For each line below that contains the string "kind", copy that line.

-------

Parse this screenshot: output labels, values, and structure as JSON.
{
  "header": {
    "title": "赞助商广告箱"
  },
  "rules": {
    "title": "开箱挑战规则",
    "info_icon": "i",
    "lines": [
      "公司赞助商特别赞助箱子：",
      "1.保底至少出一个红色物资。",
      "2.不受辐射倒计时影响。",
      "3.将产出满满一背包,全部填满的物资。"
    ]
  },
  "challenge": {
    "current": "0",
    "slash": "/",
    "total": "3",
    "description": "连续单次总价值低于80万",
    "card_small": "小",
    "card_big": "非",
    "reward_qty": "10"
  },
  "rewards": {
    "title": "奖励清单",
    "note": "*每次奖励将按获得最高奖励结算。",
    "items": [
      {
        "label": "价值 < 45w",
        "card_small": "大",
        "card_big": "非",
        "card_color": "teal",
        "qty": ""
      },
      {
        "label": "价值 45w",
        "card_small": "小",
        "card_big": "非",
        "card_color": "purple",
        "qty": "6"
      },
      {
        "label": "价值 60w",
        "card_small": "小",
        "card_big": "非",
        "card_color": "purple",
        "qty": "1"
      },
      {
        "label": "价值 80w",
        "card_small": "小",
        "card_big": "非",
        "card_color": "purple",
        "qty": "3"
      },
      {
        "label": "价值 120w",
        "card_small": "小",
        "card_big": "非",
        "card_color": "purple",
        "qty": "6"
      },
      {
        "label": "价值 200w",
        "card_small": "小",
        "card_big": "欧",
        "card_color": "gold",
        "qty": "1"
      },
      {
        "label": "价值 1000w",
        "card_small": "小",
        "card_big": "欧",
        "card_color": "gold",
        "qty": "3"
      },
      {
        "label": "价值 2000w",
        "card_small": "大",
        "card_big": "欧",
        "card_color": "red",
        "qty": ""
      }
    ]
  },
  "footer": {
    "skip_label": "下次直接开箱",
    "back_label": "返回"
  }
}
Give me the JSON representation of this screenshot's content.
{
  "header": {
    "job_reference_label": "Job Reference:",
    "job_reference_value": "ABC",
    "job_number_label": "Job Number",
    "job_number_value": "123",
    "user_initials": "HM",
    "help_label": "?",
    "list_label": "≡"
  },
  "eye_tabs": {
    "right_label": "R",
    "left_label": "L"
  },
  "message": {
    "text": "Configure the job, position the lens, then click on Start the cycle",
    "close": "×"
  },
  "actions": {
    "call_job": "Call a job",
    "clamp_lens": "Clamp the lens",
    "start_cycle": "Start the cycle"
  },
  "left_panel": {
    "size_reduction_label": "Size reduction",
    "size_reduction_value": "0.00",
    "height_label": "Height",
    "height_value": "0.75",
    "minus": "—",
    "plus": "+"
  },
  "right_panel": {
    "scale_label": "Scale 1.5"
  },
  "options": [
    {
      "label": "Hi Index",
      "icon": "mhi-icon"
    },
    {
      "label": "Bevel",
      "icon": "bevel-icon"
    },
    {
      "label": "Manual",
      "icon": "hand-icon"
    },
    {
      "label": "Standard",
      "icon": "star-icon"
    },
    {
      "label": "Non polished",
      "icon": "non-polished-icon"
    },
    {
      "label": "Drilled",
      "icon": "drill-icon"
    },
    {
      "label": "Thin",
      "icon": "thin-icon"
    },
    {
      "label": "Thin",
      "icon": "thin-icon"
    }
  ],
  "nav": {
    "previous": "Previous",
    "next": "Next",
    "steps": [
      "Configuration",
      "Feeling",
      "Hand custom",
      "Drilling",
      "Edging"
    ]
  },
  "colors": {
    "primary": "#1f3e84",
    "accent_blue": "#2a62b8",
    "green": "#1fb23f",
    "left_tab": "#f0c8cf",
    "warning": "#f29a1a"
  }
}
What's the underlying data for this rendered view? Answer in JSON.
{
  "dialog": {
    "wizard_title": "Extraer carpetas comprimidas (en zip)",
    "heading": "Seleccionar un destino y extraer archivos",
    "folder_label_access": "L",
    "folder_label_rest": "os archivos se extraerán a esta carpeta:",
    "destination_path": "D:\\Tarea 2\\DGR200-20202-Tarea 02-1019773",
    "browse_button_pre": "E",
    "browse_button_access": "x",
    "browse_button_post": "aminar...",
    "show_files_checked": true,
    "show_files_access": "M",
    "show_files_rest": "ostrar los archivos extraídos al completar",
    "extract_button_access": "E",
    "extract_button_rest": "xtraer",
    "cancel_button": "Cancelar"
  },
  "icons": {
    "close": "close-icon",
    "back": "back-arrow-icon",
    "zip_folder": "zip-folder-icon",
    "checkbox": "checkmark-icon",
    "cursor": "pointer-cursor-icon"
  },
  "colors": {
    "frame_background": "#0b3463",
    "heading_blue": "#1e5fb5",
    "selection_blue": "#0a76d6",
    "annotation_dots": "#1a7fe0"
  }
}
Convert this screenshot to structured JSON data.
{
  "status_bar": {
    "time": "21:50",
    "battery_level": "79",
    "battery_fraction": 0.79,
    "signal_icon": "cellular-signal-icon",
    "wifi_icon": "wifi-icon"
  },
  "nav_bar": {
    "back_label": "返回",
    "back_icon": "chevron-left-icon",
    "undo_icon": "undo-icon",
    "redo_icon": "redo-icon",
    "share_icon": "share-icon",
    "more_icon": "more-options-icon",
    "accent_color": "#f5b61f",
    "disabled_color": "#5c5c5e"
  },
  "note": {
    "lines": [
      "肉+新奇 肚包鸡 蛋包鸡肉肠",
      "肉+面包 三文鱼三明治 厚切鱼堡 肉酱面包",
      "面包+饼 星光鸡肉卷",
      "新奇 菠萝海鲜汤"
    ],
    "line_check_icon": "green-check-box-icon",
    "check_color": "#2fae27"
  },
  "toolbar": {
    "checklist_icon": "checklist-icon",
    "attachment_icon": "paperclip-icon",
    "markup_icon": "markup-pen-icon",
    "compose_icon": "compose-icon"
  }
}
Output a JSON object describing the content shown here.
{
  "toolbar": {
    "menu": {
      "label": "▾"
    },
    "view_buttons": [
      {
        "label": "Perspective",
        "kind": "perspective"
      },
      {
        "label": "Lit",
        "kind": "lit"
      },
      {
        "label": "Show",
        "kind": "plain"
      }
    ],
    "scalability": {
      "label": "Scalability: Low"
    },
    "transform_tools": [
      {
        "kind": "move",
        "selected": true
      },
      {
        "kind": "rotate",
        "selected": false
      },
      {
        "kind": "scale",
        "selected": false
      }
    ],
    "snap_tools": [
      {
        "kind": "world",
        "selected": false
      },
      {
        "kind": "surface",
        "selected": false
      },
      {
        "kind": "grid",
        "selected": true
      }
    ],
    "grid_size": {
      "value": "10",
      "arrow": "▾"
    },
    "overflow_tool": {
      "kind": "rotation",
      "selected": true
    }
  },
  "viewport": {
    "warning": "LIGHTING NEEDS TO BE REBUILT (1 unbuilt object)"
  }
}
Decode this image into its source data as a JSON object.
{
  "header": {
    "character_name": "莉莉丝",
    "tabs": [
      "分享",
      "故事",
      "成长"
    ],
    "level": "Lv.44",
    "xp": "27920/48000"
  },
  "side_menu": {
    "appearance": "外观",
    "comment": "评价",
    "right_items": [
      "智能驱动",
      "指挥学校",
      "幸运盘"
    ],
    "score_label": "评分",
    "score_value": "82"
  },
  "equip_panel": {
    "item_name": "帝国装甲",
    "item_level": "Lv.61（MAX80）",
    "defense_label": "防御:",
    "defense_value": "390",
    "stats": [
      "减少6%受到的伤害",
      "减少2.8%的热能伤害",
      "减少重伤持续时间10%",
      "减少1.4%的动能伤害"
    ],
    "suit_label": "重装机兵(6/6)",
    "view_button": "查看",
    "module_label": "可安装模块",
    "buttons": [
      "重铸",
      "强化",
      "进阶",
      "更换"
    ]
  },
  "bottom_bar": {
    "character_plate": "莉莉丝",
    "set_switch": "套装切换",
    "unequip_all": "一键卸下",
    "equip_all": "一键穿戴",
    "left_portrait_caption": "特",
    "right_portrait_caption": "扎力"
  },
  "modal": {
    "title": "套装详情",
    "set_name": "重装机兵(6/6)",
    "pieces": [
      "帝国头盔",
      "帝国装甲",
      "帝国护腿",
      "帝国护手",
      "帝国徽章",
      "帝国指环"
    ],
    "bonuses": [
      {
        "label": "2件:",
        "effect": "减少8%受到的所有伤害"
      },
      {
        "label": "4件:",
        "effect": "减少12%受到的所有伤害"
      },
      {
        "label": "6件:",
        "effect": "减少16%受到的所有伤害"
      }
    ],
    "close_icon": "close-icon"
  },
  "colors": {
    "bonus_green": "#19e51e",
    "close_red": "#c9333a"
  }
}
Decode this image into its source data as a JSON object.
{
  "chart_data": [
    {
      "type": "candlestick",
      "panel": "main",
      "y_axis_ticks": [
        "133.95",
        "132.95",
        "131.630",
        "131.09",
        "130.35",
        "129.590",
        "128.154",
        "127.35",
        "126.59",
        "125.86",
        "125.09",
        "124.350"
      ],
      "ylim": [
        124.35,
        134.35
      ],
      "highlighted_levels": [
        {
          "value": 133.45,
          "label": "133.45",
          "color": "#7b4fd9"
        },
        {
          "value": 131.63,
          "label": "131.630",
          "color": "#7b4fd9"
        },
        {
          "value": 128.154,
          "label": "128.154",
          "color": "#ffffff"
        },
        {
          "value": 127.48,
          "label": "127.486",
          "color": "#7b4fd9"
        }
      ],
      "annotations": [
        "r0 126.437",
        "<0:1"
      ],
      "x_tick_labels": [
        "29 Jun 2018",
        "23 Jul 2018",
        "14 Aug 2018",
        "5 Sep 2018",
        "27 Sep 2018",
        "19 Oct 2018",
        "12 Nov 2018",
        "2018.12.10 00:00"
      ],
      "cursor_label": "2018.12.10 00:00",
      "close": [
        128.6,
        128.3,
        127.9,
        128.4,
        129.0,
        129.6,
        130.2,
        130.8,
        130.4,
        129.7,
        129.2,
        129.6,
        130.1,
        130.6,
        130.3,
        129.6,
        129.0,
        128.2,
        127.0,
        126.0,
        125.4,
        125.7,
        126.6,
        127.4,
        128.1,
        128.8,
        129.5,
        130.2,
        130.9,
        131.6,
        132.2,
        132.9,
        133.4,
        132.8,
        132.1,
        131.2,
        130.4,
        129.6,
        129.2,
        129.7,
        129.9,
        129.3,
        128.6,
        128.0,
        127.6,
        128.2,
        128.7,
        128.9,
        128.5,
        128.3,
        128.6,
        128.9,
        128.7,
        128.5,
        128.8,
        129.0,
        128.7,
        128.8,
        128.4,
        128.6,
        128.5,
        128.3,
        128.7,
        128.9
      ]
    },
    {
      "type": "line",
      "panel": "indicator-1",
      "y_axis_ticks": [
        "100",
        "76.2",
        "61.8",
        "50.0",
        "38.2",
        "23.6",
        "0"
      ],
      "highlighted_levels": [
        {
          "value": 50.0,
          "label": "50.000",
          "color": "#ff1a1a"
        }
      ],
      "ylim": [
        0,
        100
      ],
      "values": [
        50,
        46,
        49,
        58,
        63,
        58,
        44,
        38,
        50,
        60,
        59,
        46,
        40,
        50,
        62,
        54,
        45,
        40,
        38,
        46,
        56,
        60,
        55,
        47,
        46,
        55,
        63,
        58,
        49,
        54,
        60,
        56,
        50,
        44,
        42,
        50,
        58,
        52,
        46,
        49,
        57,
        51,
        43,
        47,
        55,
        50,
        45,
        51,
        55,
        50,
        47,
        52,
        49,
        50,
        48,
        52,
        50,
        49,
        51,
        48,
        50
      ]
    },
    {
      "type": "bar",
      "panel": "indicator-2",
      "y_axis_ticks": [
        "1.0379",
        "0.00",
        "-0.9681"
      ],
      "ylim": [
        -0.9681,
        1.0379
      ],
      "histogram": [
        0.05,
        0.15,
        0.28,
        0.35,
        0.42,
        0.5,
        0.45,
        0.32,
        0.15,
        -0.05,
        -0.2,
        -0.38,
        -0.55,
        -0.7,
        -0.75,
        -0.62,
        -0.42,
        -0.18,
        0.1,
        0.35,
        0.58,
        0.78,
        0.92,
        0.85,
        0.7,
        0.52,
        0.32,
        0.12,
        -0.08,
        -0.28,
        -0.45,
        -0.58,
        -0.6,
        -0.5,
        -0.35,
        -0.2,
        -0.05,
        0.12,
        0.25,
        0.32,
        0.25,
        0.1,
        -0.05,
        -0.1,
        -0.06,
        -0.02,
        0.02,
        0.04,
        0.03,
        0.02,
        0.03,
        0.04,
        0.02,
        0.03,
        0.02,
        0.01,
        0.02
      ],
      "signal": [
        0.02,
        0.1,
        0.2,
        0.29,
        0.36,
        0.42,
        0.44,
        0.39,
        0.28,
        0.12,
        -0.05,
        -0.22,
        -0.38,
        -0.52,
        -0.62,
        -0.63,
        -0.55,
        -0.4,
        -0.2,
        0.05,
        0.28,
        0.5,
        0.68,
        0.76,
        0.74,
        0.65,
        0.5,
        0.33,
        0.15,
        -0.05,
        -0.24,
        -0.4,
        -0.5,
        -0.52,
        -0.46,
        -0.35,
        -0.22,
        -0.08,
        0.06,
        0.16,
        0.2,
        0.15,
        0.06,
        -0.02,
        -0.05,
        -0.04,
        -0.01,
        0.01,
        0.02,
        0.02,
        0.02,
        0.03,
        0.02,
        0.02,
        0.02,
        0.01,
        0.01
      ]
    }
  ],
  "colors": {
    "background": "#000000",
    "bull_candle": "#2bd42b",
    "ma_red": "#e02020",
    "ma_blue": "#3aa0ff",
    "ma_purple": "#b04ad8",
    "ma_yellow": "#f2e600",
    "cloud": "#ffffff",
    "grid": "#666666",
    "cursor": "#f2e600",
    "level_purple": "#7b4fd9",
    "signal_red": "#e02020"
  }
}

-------

Solved problem
        "kind": "perspective"
        "kind": "lit"
        "kind": "plain"
        "kind": "move",
        "kind": "rotate",
        "kind": "scale",
        "kind": "world",
        "kind": "surface",
        "kind": "grid",
      "kind": "rotation",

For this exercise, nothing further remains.